[Excerpts from a dataset]

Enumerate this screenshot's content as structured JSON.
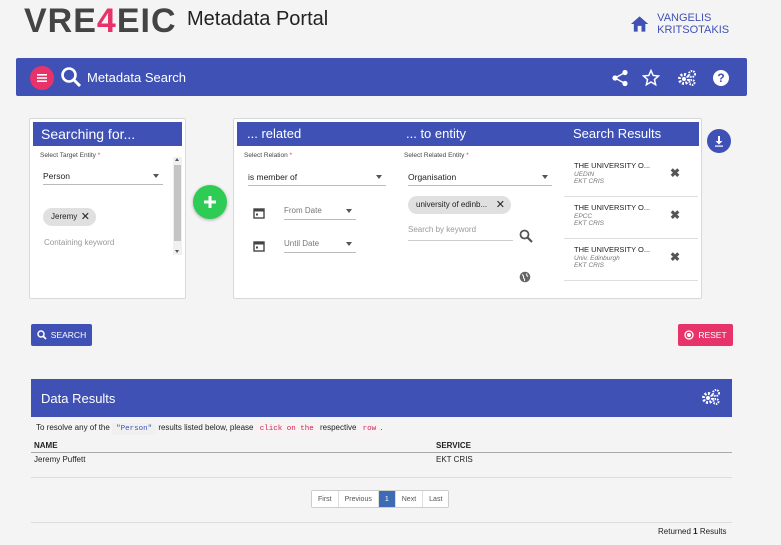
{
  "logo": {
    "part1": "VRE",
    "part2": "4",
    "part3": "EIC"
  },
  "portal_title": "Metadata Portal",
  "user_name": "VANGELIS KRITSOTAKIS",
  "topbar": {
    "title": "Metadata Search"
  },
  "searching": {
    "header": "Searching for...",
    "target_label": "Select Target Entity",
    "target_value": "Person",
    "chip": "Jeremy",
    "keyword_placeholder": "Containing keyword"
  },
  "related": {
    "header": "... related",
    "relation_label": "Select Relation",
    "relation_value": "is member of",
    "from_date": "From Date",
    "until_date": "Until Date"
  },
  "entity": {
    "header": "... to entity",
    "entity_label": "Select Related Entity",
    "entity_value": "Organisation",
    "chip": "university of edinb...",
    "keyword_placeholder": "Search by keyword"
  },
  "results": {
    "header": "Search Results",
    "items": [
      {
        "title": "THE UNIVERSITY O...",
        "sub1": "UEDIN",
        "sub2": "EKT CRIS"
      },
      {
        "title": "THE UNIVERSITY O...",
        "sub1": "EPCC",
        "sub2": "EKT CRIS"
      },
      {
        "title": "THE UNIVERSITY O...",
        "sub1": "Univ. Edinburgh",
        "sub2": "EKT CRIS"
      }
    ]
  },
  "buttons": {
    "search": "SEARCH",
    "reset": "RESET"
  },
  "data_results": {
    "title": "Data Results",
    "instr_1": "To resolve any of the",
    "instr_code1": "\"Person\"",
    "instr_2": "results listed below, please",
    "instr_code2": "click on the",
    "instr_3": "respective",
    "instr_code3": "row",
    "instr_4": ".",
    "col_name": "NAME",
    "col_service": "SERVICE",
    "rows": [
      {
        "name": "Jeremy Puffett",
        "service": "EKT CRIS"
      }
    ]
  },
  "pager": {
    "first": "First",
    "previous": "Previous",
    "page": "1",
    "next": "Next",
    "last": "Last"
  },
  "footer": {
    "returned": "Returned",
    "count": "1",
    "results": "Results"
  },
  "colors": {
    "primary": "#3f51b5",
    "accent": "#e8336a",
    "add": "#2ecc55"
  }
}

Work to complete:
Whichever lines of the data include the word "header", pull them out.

Solution to the exercise:
    "header": "Searching for...",
    "header": "... related",
    "header": "... to entity",
    "header": "Search Results",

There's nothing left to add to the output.